Safety Considerations

When using any type of powered tool, there is always a risk of accidents or an injury. However, by following safe practices, you can ensure that you don’t fall victim to these. Of course, one of the first things you should do, as a matter of course, is to read the user manual that comes with your concrete sander. This will allow you to learn the correct operation as well as how to do things like safely change the discs.

You will also want to perform a risk assessment of the area prior to switching the equipment on. This might include hazards that could cause an electrical short circuit, any areas that are too poorly lit for you to safely work as well as checking for obstructions and other people around the workspace. 

We have already touched on some of the protective gear you should wear. But in addition to ear defenders, goggles and a dust mask, we would suggest also wearing appropriate footwear. This should be closed toe and should have an excellent amount of tread to ensure you do not slip, especially when working in wet areas. 

Before using the sander, be sure to inspect all parts for damage, wear or those that may be loose. All guards and safety equipment should be in place and fully functional. Even once you turn the tool on, you should remain vigilant and be on contrast alert for unusual noises or vibrations. In the event you notice anything, stop immediately. 

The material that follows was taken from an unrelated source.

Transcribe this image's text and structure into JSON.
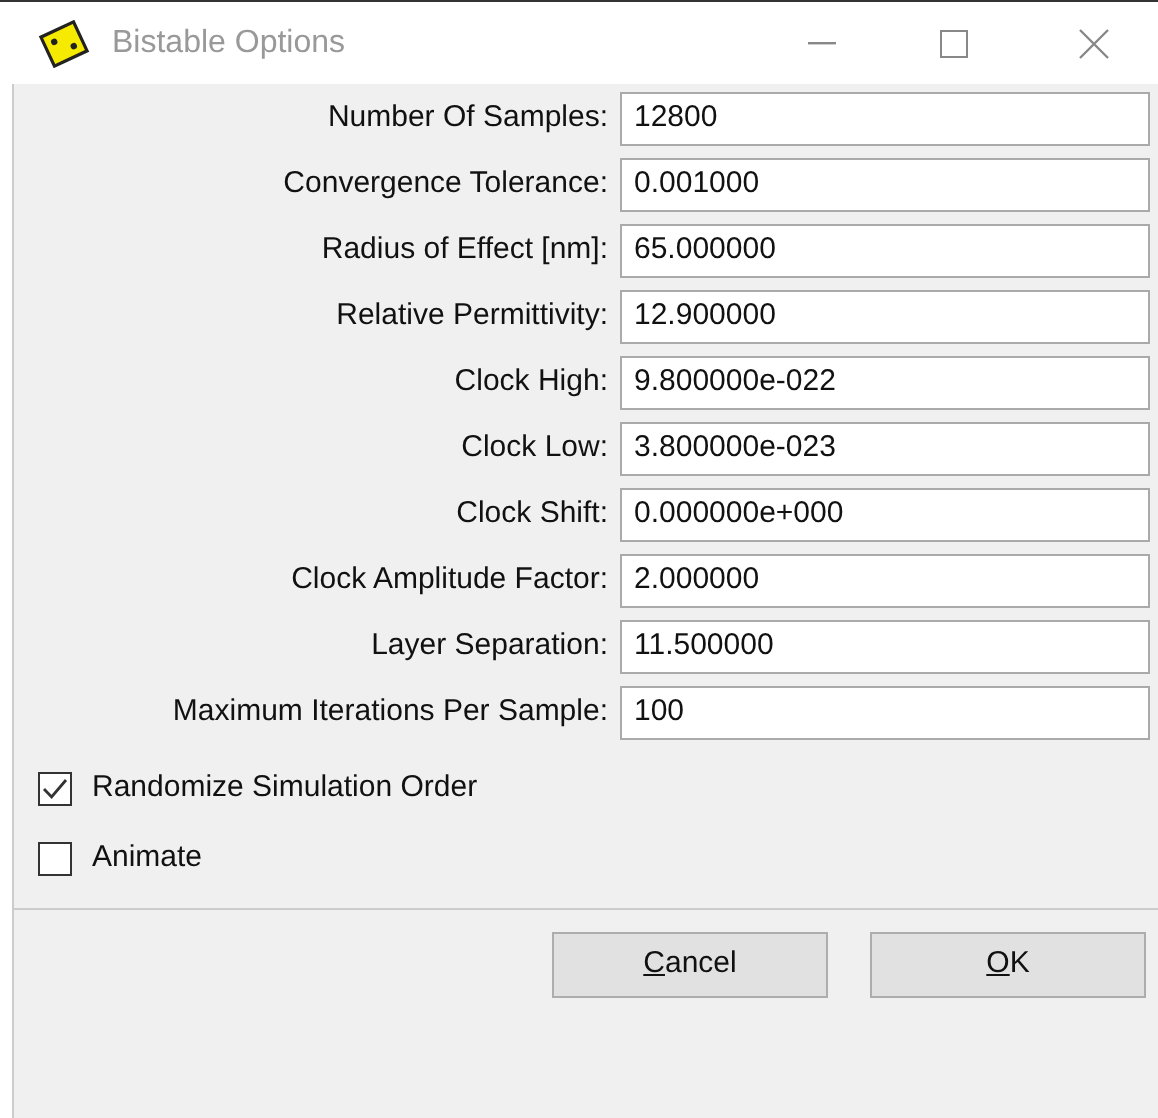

You should not put yourself into an awkward angle as this may affect your ability to control the grinder. Instead, find a comfortable position and never try to overreach. 

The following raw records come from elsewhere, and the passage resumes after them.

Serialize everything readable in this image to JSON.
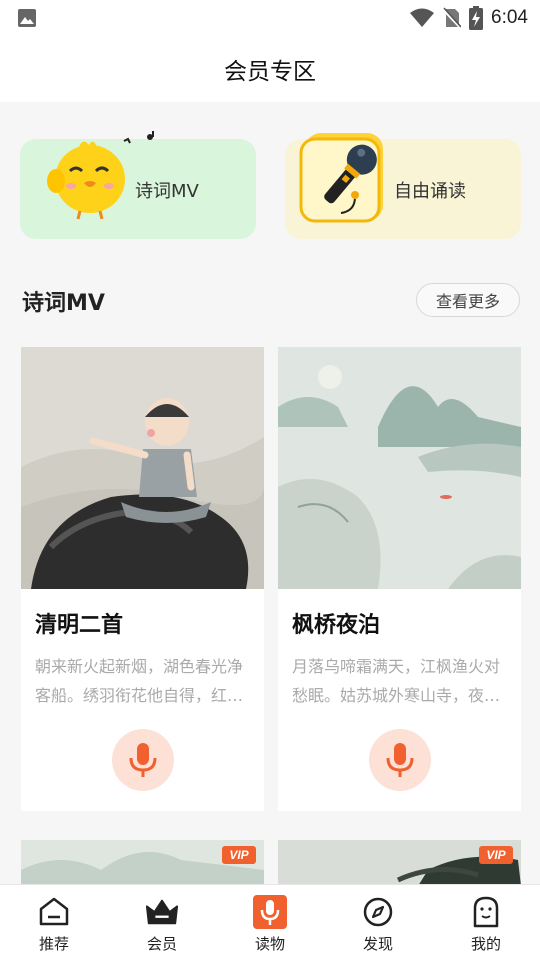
{
  "status_bar": {
    "time": "6:04",
    "icons": [
      "image-icon",
      "wifi-icon",
      "no-sim-icon",
      "battery-charging-icon"
    ]
  },
  "header": {
    "title": "会员专区"
  },
  "features": [
    {
      "label": "诗词MV",
      "icon": "cartoon-chick-icon",
      "bg": "#d9f5dc"
    },
    {
      "label": "自由诵读",
      "icon": "microphone-icon",
      "bg": "#f9f4d6"
    }
  ],
  "section": {
    "title": "诗词MV",
    "more_label": "查看更多"
  },
  "cards": [
    {
      "title": "清明二首",
      "desc": "朝来新火起新烟，湖色春光净客船。绣羽衔花他自得，红…",
      "image": "ink-painting-boy-on-buffalo"
    },
    {
      "title": "枫桥夜泊",
      "desc": "月落乌啼霜满天，江枫渔火对愁眠。姑苏城外寒山寺，夜…",
      "image": "ink-painting-river-mountains"
    }
  ],
  "next_cards": [
    {
      "badge": "VIP"
    },
    {
      "badge": "VIP"
    }
  ],
  "colors": {
    "accent": "#f0612f",
    "mic_bg": "#fde0d6",
    "vip": "#f0612f"
  },
  "tabs": [
    {
      "label": "推荐",
      "icon": "home-icon",
      "active": false
    },
    {
      "label": "会员",
      "icon": "crown-icon",
      "active": false
    },
    {
      "label": "读物",
      "icon": "microphone-icon",
      "active": true
    },
    {
      "label": "发现",
      "icon": "compass-icon",
      "active": false
    },
    {
      "label": "我的",
      "icon": "profile-icon",
      "active": false
    }
  ]
}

Liquid Chemical Hardener

One of the biggest benefits of polishing your concrete is that it gives it much greater durability. However, this can only be truly achieved by using the correct products. There is some level of dispute over whether this step is necessary but if you are working with very porous or old concrete, we would say it is a must. 

Everbuild 403 Premium Concrete Hardener and Dustproofer – Clear Coat – 5 Litre
  • PREMIUM QUALITY – Made from high-quality silicate resins that are suitable for hardening and...
  • ADAPTABLE – Ideal for concrete and cement-based floors in garages, workshops, industrial units and...
  • FAST ACTING – Leaves a residual surface coating that stops dust from forming. Dries clear in just...

In this case, you will need to apply a liquid chemical hardener which is more commonly referred to as a densifier. Usually, these products are applied using a spray but if you prefer, there are other ways you can do this such as a large broom or brush.

When you apply the solution will largely depend on the hardness of the concrete. For example, if the concrete is not super hard, you should be able to apply the densifier after using your 80 grit disc. However, if it is a little harder, you will want to wait until further down the sanding process, potentially after using the 200 grit disc. Be sure to allow the liquid to dry before you carry on sanding. 

The Finishing Touches

Now, how you proceed from here will depend on the look you wish to achieve. There are some people who want a very high gloss finish and if this sounds like you, then you will need to go for a 3000 grit disc, at least, which will bring the surface to an impressive sheen. 

When you are finished, you will need to remove any excess dust which is most easily done using a vacuum cleaner. You can then apply a concrete sealer for added protection and durability.


If you have a concrete driveway or any other concrete surface, you will know that this material can look a little dull and, quite frankly, unattractive. But the good news is that by doing concrete sanding, you can breathe new life into the surface and leave it looking shiny, polished and visually pleasing. 

While you will need special equipment, this is readily available and the process of concrete sanding isn’t a difficult one. That said, it can be time consuming so do be aware of this before getting started.

Driveway Expert